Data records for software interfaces
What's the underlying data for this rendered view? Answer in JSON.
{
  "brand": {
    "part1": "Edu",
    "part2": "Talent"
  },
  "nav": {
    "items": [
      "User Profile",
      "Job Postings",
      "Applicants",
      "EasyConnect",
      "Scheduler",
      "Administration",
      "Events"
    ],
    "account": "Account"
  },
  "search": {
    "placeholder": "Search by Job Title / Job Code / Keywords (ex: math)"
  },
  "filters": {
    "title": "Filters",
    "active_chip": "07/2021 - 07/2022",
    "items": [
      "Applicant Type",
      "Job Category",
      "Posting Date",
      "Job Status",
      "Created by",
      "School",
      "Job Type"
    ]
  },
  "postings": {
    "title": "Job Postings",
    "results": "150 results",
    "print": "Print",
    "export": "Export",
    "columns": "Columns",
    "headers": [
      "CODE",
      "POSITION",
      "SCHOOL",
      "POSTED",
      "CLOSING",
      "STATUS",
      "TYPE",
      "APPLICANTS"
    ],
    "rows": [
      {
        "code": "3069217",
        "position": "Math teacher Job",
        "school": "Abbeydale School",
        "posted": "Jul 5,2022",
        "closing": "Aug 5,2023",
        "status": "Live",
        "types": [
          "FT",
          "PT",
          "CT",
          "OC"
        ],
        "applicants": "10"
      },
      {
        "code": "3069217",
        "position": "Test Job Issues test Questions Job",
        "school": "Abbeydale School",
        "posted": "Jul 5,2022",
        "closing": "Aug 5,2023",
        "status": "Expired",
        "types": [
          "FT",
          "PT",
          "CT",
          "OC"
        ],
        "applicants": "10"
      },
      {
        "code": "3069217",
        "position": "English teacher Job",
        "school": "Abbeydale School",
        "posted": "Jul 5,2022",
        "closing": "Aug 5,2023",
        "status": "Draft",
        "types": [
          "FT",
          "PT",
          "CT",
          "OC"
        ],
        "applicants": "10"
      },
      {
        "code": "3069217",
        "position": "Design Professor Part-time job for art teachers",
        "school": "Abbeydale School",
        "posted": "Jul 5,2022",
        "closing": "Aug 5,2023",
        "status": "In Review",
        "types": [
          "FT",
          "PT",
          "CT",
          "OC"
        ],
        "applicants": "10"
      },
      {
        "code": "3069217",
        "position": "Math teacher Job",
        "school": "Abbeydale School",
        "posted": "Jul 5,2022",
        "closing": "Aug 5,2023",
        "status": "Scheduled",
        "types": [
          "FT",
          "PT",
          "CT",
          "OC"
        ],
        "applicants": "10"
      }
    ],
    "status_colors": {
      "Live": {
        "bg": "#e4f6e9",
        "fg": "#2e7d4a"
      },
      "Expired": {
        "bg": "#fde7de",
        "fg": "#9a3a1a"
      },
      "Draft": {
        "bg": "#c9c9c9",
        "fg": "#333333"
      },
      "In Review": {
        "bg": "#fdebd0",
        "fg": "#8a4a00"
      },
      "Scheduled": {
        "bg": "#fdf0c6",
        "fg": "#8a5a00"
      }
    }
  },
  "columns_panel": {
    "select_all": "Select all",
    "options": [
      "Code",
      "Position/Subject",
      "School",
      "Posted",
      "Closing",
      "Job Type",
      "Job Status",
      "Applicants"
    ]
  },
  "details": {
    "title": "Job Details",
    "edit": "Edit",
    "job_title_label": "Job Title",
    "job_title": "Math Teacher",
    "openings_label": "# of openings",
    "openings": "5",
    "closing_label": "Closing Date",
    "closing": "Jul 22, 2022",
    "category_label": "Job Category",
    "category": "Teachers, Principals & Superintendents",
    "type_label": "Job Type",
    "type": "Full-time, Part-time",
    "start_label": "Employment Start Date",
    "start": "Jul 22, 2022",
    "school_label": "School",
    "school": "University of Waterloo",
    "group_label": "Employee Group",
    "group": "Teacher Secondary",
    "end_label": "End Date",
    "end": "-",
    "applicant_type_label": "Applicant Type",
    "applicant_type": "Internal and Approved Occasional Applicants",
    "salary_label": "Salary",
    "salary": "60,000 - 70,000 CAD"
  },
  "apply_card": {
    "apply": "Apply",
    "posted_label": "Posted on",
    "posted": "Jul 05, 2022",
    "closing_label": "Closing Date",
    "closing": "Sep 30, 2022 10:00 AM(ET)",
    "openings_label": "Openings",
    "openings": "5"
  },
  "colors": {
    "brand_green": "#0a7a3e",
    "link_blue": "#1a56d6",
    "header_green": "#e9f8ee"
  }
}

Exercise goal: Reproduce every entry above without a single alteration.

Task solution:
What's the underlying data for this rendered view? Answer in JSON.
{
  "brand": {
    "part1": "Edu",
    "part2": "Talent"
  },
  "nav": {
    "items": [
      "User Profile",
      "Job Postings",
      "Applicants",
      "EasyConnect",
      "Scheduler",
      "Administration",
      "Events"
    ],
    "account": "Account"
  },
  "search": {
    "placeholder": "Search by Job Title / Job Code / Keywords (ex: math)"
  },
  "filters": {
    "title": "Filters",
    "active_chip": "07/2021 - 07/2022",
    "items": [
      "Applicant Type",
      "Job Category",
      "Posting Date",
      "Job Status",
      "Created by",
      "School",
      "Job Type"
    ]
  },
  "postings": {
    "title": "Job Postings",
    "results": "150 results",
    "print": "Print",
    "export": "Export",
    "columns": "Columns",
    "headers": [
      "CODE",
      "POSITION",
      "SCHOOL",
      "POSTED",
      "CLOSING",
      "STATUS",
      "TYPE",
      "APPLICANTS"
    ],
    "rows": [
      {
        "code": "3069217",
        "position": "Math teacher Job",
        "school": "Abbeydale School",
        "posted": "Jul 5,2022",
        "closing": "Aug 5,2023",
        "status": "Live",
        "types": [
          "FT",
          "PT",
          "CT",
          "OC"
        ],
        "applicants": "10"
      },
      {
        "code": "3069217",
        "position": "Test Job Issues test Questions Job",
        "school": "Abbeydale School",
        "posted": "Jul 5,2022",
        "closing": "Aug 5,2023",
        "status": "Expired",
        "types": [
          "FT",
          "PT",
          "CT",
          "OC"
        ],
        "applicants": "10"
      },
      {
        "code": "3069217",
        "position": "English teacher Job",
        "school": "Abbeydale School",
        "posted": "Jul 5,2022",
        "closing": "Aug 5,2023",
        "status": "Draft",
        "types": [
          "FT",
          "PT",
          "CT",
          "OC"
        ],
        "applicants": "10"
      },
      {
        "code": "3069217",
        "position": "Design Professor Part-time job for art teachers",
        "school": "Abbeydale School",
        "posted": "Jul 5,2022",
        "closing": "Aug 5,2023",
        "status": "In Review",
        "types": [
          "FT",
          "PT",
          "CT",
          "OC"
        ],
        "applicants": "10"
      },
      {
        "code": "3069217",
        "position": "Math teacher Job",
        "school": "Abbeydale School",
        "posted": "Jul 5,2022",
        "closing": "Aug 5,2023",
        "status": "Scheduled",
        "types": [
          "FT",
          "PT",
          "CT",
          "OC"
        ],
        "applicants": "10"
      }
    ],
    "status_colors": {
      "Live": {
        "bg": "#e4f6e9",
        "fg": "#2e7d4a"
      },
      "Expired": {
        "bg": "#fde7de",
        "fg": "#9a3a1a"
      },
      "Draft": {
        "bg": "#c9c9c9",
        "fg": "#333333"
      },
      "In Review": {
        "bg": "#fdebd0",
        "fg": "#8a4a00"
      },
      "Scheduled": {
        "bg": "#fdf0c6",
        "fg": "#8a5a00"
      }
    }
  },
  "columns_panel": {
    "select_all": "Select all",
    "options": [
      "Code",
      "Position/Subject",
      "School",
      "Posted",
      "Closing",
      "Job Type",
      "Job Status",
      "Applicants"
    ]
  },
  "details": {
    "title": "Job Details",
    "edit": "Edit",
    "job_title_label": "Job Title",
    "job_title": "Math Teacher",
    "openings_label": "# of openings",
    "openings": "5",
    "closing_label": "Closing Date",
    "closing": "Jul 22, 2022",
    "category_label": "Job Category",
    "category": "Teachers, Principals & Superintendents",
    "type_label": "Job Type",
    "type": "Full-time, Part-time",
    "start_label": "Employment Start Date",
    "start": "Jul 22, 2022",
    "school_label": "School",
    "school": "University of Waterloo",
    "group_label": "Employee Group",
    "group": "Teacher Secondary",
    "end_label": "End Date",
    "end": "-",
    "applicant_type_label": "Applicant Type",
    "applicant_type": "Internal and Approved Occasional Applicants",
    "salary_label": "Salary",
    "salary": "60,000 - 70,000 CAD"
  },
  "apply_card": {
    "apply": "Apply",
    "posted_label": "Posted on",
    "posted": "Jul 05, 2022",
    "closing_label": "Closing Date",
    "closing": "Sep 30, 2022 10:00 AM(ET)",
    "openings_label": "Openings",
    "openings": "5"
  },
  "colors": {
    "brand_green": "#0a7a3e",
    "link_blue": "#1a56d6",
    "header_green": "#e9f8ee"
  }
}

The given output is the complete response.